* Directions for this task: Before you finish, make sure every line below has been written out exactly.

[Data records for software interfaces]
+++

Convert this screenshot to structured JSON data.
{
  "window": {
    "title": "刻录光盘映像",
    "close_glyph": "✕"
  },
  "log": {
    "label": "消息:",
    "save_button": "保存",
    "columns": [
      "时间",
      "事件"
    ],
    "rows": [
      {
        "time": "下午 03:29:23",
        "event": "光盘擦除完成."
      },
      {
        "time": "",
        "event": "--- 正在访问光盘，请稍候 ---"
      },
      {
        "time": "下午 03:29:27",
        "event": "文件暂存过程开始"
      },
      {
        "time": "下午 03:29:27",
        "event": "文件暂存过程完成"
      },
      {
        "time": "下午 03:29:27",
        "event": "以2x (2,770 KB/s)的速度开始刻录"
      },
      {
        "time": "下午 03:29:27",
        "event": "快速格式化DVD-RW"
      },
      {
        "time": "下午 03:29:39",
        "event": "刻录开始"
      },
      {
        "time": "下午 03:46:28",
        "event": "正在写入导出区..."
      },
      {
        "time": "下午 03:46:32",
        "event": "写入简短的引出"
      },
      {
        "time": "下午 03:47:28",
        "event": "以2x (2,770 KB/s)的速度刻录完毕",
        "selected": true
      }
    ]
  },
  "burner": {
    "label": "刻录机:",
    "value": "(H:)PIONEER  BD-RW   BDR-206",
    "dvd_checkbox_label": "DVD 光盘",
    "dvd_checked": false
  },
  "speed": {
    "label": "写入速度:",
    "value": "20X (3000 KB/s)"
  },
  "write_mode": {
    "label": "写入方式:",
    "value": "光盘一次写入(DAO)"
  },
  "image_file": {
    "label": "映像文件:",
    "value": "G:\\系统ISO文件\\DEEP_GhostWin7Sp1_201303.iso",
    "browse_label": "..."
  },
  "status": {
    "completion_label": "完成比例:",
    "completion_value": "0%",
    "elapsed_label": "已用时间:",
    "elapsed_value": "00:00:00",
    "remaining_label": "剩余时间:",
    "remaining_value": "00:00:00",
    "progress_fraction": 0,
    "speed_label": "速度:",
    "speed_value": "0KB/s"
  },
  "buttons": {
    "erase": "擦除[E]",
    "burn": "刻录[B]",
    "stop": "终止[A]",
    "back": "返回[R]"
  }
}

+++

* Output for this task:
Convert this screenshot to structured JSON data.
{
  "window": {
    "title": "刻录光盘映像",
    "close_glyph": "✕"
  },
  "log": {
    "label": "消息:",
    "save_button": "保存",
    "columns": [
      "时间",
      "事件"
    ],
    "rows": [
      {
        "time": "下午 03:29:23",
        "event": "光盘擦除完成."
      },
      {
        "time": "",
        "event": "--- 正在访问光盘，请稍候 ---"
      },
      {
        "time": "下午 03:29:27",
        "event": "文件暂存过程开始"
      },
      {
        "time": "下午 03:29:27",
        "event": "文件暂存过程完成"
      },
      {
        "time": "下午 03:29:27",
        "event": "以2x (2,770 KB/s)的速度开始刻录"
      },
      {
        "time": "下午 03:29:27",
        "event": "快速格式化DVD-RW"
      },
      {
        "time": "下午 03:29:39",
        "event": "刻录开始"
      },
      {
        "time": "下午 03:46:28",
        "event": "正在写入导出区..."
      },
      {
        "time": "下午 03:46:32",
        "event": "写入简短的引出"
      },
      {
        "time": "下午 03:47:28",
        "event": "以2x (2,770 KB/s)的速度刻录完毕",
        "selected": true
      }
    ]
  },
  "burner": {
    "label": "刻录机:",
    "value": "(H:)PIONEER  BD-RW   BDR-206",
    "dvd_checkbox_label": "DVD 光盘",
    "dvd_checked": false
  },
  "speed": {
    "label": "写入速度:",
    "value": "20X (3000 KB/s)"
  },
  "write_mode": {
    "label": "写入方式:",
    "value": "光盘一次写入(DAO)"
  },
  "image_file": {
    "label": "映像文件:",
    "value": "G:\\系统ISO文件\\DEEP_GhostWin7Sp1_201303.iso",
    "browse_label": "..."
  },
  "status": {
    "completion_label": "完成比例:",
    "completion_value": "0%",
    "elapsed_label": "已用时间:",
    "elapsed_value": "00:00:00",
    "remaining_label": "剩余时间:",
    "remaining_value": "00:00:00",
    "progress_fraction": 0,
    "speed_label": "速度:",
    "speed_value": "0KB/s"
  },
  "buttons": {
    "erase": "擦除[E]",
    "burn": "刻录[B]",
    "stop": "终止[A]",
    "back": "返回[R]"
  }
}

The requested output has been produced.